The little Catholic school kid inside me yearns for a taste of their power, their heart. The speaker in the poem — well, really me, on several levels — we both wish for the ability to have that certitude of faith, that strength of resolution, that keen courage in one's belief. All I can say is amen to that, sisters and brothers.

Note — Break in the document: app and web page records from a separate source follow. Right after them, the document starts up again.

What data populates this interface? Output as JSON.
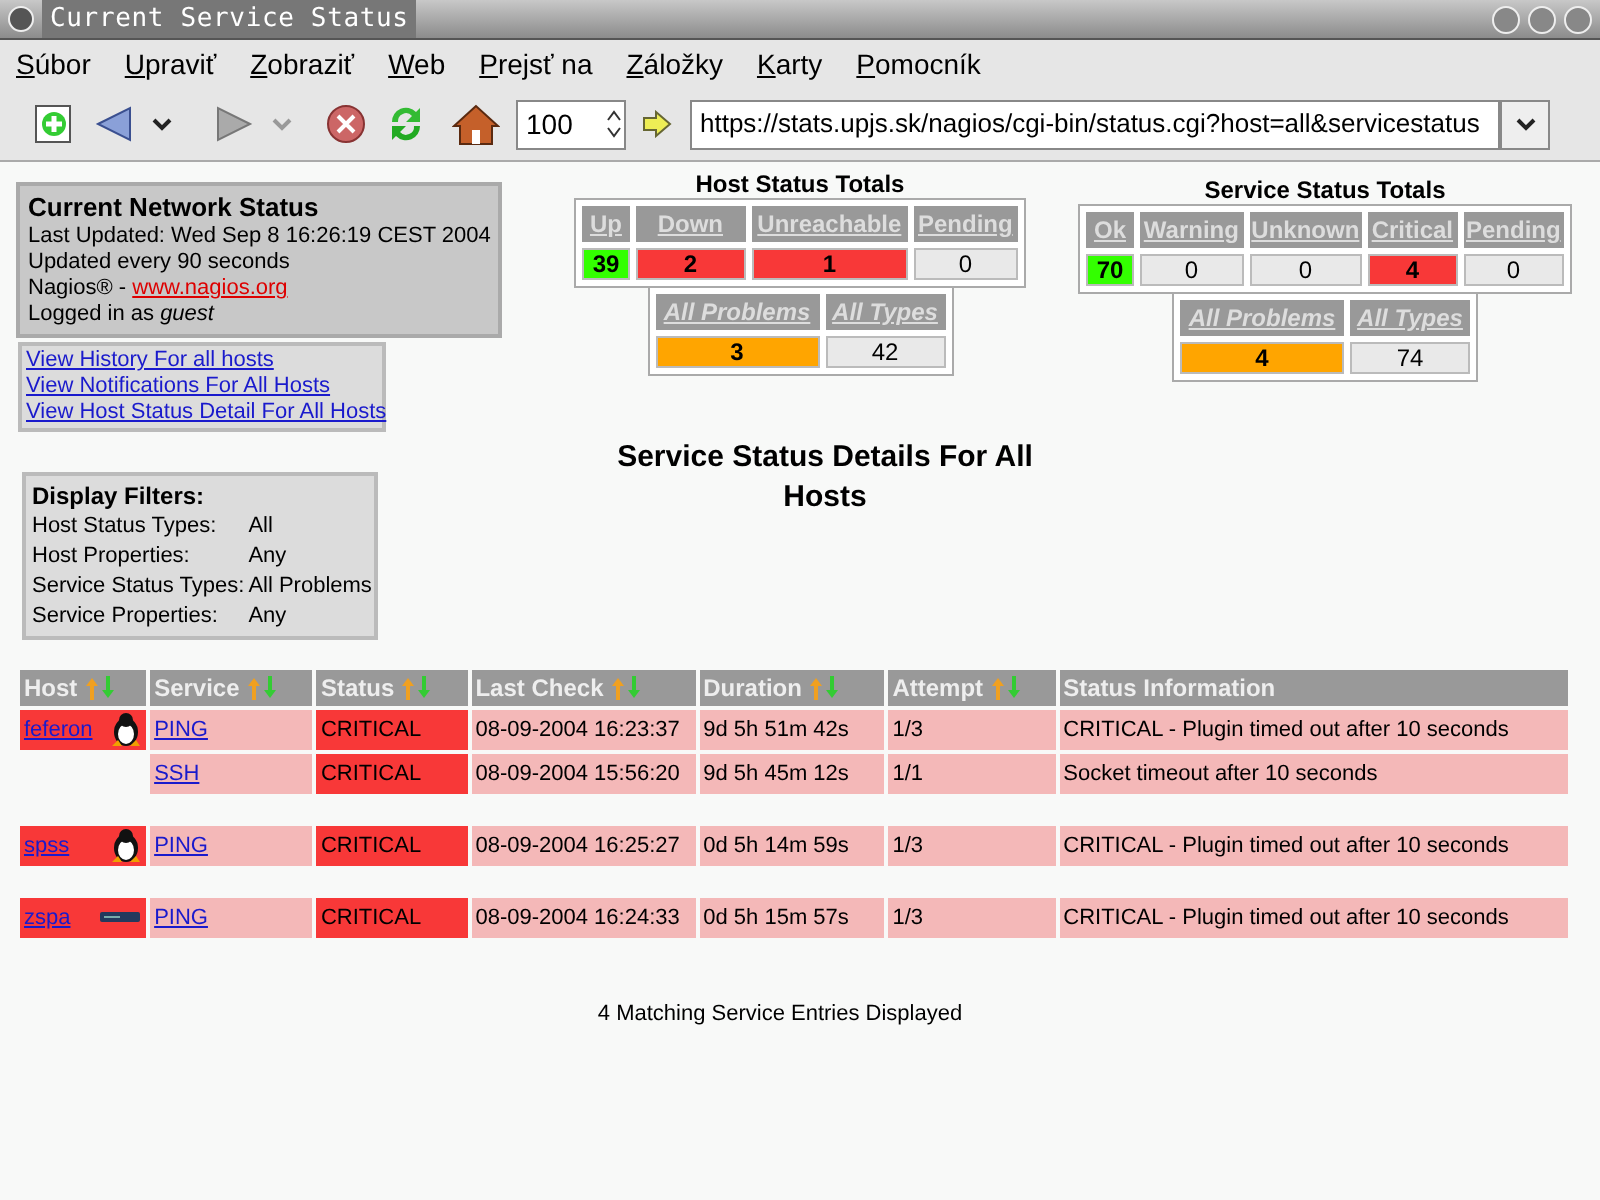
{
  "window": {
    "title": "Current Service Status"
  },
  "menu": [
    "Súbor",
    "Upraviť",
    "Zobraziť",
    "Web",
    "Prejsť na",
    "Záložky",
    "Karty",
    "Pomocník"
  ],
  "toolbar": {
    "zoom": "100",
    "url": "https://stats.upjs.sk/nagios/cgi-bin/status.cgi?host=all&servicestatus"
  },
  "network_status": {
    "title": "Current Network Status",
    "last_updated": "Last Updated: Wed Sep 8 16:26:19 CEST 2004",
    "interval": "Updated every 90 seconds",
    "nagios_prefix": "Nagios® - ",
    "nagios_link": "www.nagios.org",
    "logged_in": "Logged in as *guest*"
  },
  "links": [
    "View History For all hosts",
    "View Notifications For All Hosts",
    "View Host Status Detail For All Hosts"
  ],
  "display_filters": {
    "title": "Display Filters:",
    "rows": [
      {
        "label": "Host Status Types:",
        "value": "All"
      },
      {
        "label": "Host Properties:",
        "value": "Any"
      },
      {
        "label": "Service Status Types:",
        "value": "All Problems"
      },
      {
        "label": "Service Properties:",
        "value": "Any"
      }
    ]
  },
  "host_totals": {
    "title": "Host Status Totals",
    "cells": [
      {
        "label": "Up",
        "count": "39",
        "color": "#33ff00"
      },
      {
        "label": "Down",
        "count": "2",
        "color": "#f83838"
      },
      {
        "label": "Unreachable",
        "count": "1",
        "color": "#f83838"
      },
      {
        "label": "Pending",
        "count": "0",
        "color": "#e9e9e9"
      }
    ],
    "summary": [
      {
        "label": "All Problems",
        "count": "3",
        "color": "#ffa500"
      },
      {
        "label": "All Types",
        "count": "42",
        "color": "#e9e9e9"
      }
    ]
  },
  "service_totals": {
    "title": "Service Status Totals",
    "cells": [
      {
        "label": "Ok",
        "count": "70",
        "color": "#33ff00"
      },
      {
        "label": "Warning",
        "count": "0",
        "color": "#e9e9e9"
      },
      {
        "label": "Unknown",
        "count": "0",
        "color": "#e9e9e9"
      },
      {
        "label": "Critical",
        "count": "4",
        "color": "#f83838"
      },
      {
        "label": "Pending",
        "count": "0",
        "color": "#e9e9e9"
      }
    ],
    "summary": [
      {
        "label": "All Problems",
        "count": "4",
        "color": "#ffa500"
      },
      {
        "label": "All Types",
        "count": "74",
        "color": "#e9e9e9"
      }
    ]
  },
  "heading": "Service Status Details For All Hosts",
  "table": {
    "columns": [
      {
        "label": "Host",
        "sortable": true
      },
      {
        "label": "Service",
        "sortable": true
      },
      {
        "label": "Status",
        "sortable": true
      },
      {
        "label": "Last Check",
        "sortable": true
      },
      {
        "label": "Duration",
        "sortable": true
      },
      {
        "label": "Attempt",
        "sortable": true
      },
      {
        "label": "Status Information",
        "sortable": false
      }
    ],
    "hosts": [
      {
        "name": "feferon",
        "kind": "penguin",
        "color": "#f83838",
        "services": [
          {
            "service": "PING",
            "status": "CRITICAL",
            "color": "#f83838",
            "last_check": "08-09-2004 16:23:37",
            "duration": "9d 5h 51m 42s",
            "attempt": "1/3",
            "info": "CRITICAL - Plugin timed out after 10 seconds"
          },
          {
            "service": "SSH",
            "status": "CRITICAL",
            "color": "#f83838",
            "last_check": "08-09-2004 15:56:20",
            "duration": "9d 5h 45m 12s",
            "attempt": "1/1",
            "info": "Socket timeout after 10 seconds"
          }
        ]
      },
      {
        "name": "spss",
        "kind": "penguin",
        "color": "#f83838",
        "services": [
          {
            "service": "PING",
            "status": "CRITICAL",
            "color": "#f83838",
            "last_check": "08-09-2004 16:25:27",
            "duration": "0d 5h 14m 59s",
            "attempt": "1/3",
            "info": "CRITICAL - Plugin timed out after 10 seconds"
          }
        ]
      },
      {
        "name": "zspa",
        "kind": "device",
        "color": "#f83838",
        "services": [
          {
            "service": "PING",
            "status": "CRITICAL",
            "color": "#f83838",
            "last_check": "08-09-2004 16:24:33",
            "duration": "0d 5h 15m 57s",
            "attempt": "1/3",
            "info": "CRITICAL - Plugin timed out after 10 seconds"
          }
        ]
      }
    ]
  },
  "footer": "4 Matching Service Entries Displayed"
}
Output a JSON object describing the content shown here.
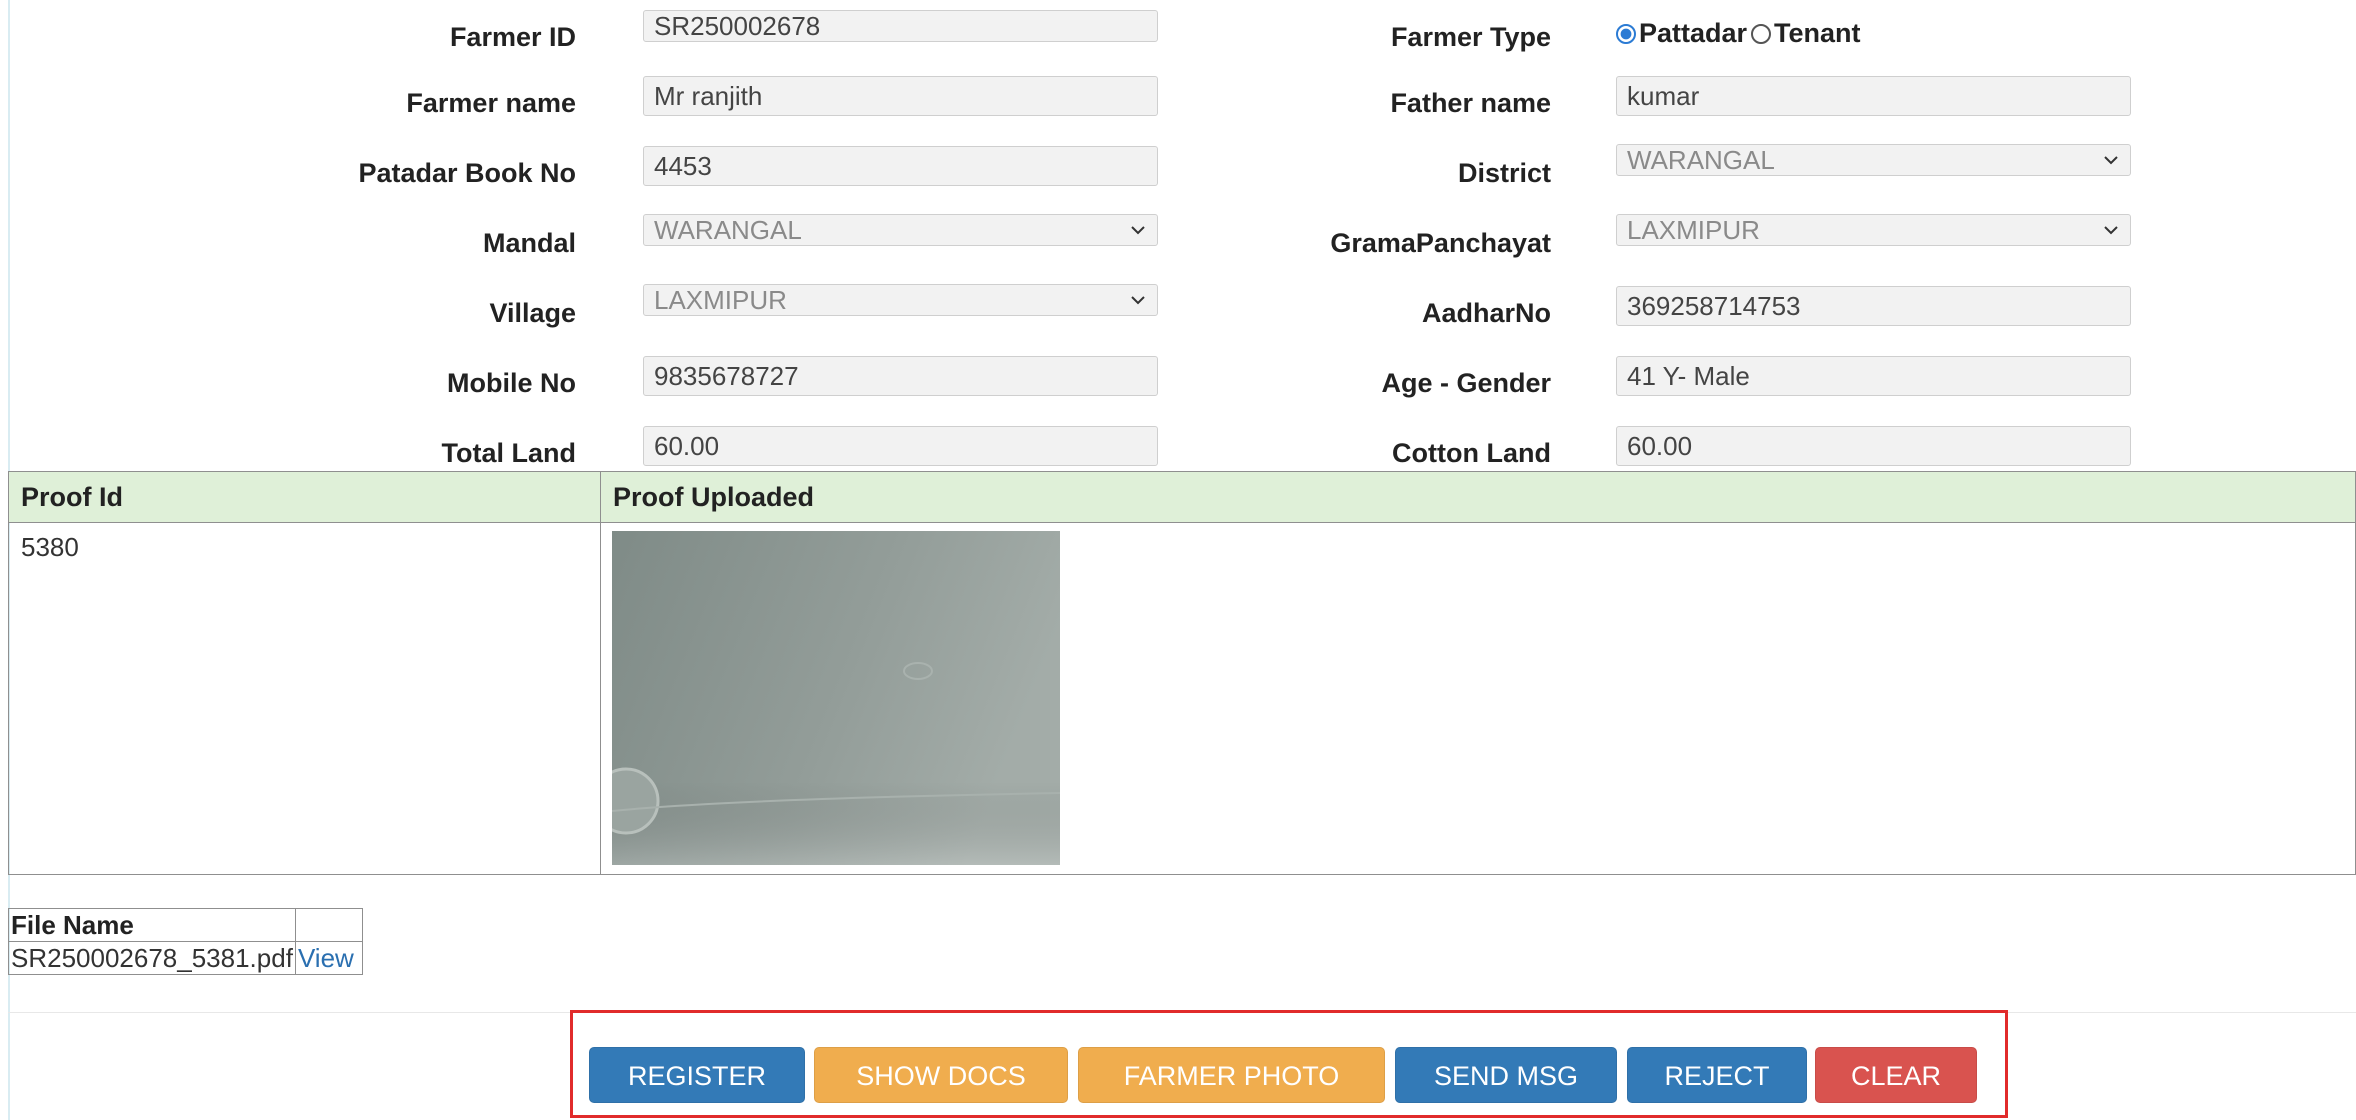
{
  "form": {
    "farmer_id": {
      "label": "Farmer ID",
      "value": "SR250002678"
    },
    "farmer_type": {
      "label": "Farmer Type",
      "options": [
        "Pattadar",
        "Tenant"
      ],
      "selected": "Pattadar"
    },
    "farmer_name": {
      "label": "Farmer name",
      "value": "Mr ranjith"
    },
    "father_name": {
      "label": "Father name",
      "value": "kumar"
    },
    "patadar_book_no": {
      "label": "Patadar Book No",
      "value": "4453"
    },
    "district": {
      "label": "District",
      "value": "WARANGAL"
    },
    "mandal": {
      "label": "Mandal",
      "value": "WARANGAL"
    },
    "grama_panchayat": {
      "label": "GramaPanchayat",
      "value": "LAXMIPUR"
    },
    "village": {
      "label": "Village",
      "value": "LAXMIPUR"
    },
    "aadhar_no": {
      "label": "AadharNo",
      "value": "369258714753"
    },
    "mobile_no": {
      "label": "Mobile No",
      "value": "9835678727"
    },
    "age_gender": {
      "label": "Age - Gender",
      "value": "41 Y- Male"
    },
    "total_land": {
      "label": "Total Land",
      "value": "60.00"
    },
    "cotton_land": {
      "label": "Cotton Land",
      "value": "60.00"
    }
  },
  "proof_table": {
    "headers": [
      "Proof Id",
      "Proof Uploaded"
    ],
    "rows": [
      {
        "proof_id": "5380"
      }
    ]
  },
  "file_table": {
    "header": "File Name",
    "rows": [
      {
        "file_name": "SR250002678_5381.pdf",
        "link": "View"
      }
    ]
  },
  "buttons": {
    "register": "REGISTER",
    "show_docs": "SHOW DOCS",
    "farmer_photo": "FARMER PHOTO",
    "send_msg": "SEND MSG",
    "reject": "REJECT",
    "clear": "CLEAR"
  },
  "colors": {
    "primary": "#337ab7",
    "warning": "#f0ad4e",
    "danger": "#d9534f",
    "table_header_bg": "#dff0d8",
    "highlight_frame": "#e12b2b",
    "radio_selected": "#2b7bd4",
    "link": "#2a6fb0"
  },
  "icons": {
    "select_caret": "chevron-down-icon",
    "radio_on": "radio-selected-icon",
    "radio_off": "radio-unselected-icon"
  }
}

Amen to that.
This poem also appeared as part of a mini-collection titled “A Poetry Reading: In Homage to Carlos Bulosan” in Bearing Dreams, Shaping Visions: Asian Pacific American Perspectives, edited by Linda A. Revilla, Gail M. Nomura, Shawn Wong, and Shirley Lune (1993).
The illustrations above are (1) Frederic Remington's painting "The Cavalry Charge" (1907), from the Metropolitan Museum of New York; (2) Gustave Doré's illustration of Canto 28 of Dante's Inferno, picturing schismatics, notably Mohammed in the center (Wikimedia); (3) a BBC news photograph of self-flagellants on Good Friday in the Philippines, 2007; (4) a BBC news photograph of
Ruben Enajebeing cruficied for his 21st time in as many years, Good Friday, 2007, in the Philippines; (5) a BBC news photograph of voluntary crucifixion in the Philippines on Good Friday, 2000; (6) contemporary Christian pilgrims carrying a cross on the Via Dolorosa — image courtesy of www.HolyLandPhotos.org; and (7) a thurifer carrying a thurible (Wikimedia).
The video embedded above can be viewed in the context of the original Reuters video story, "Christ's Crucifixion Re-enacted"
(March 21, 2008).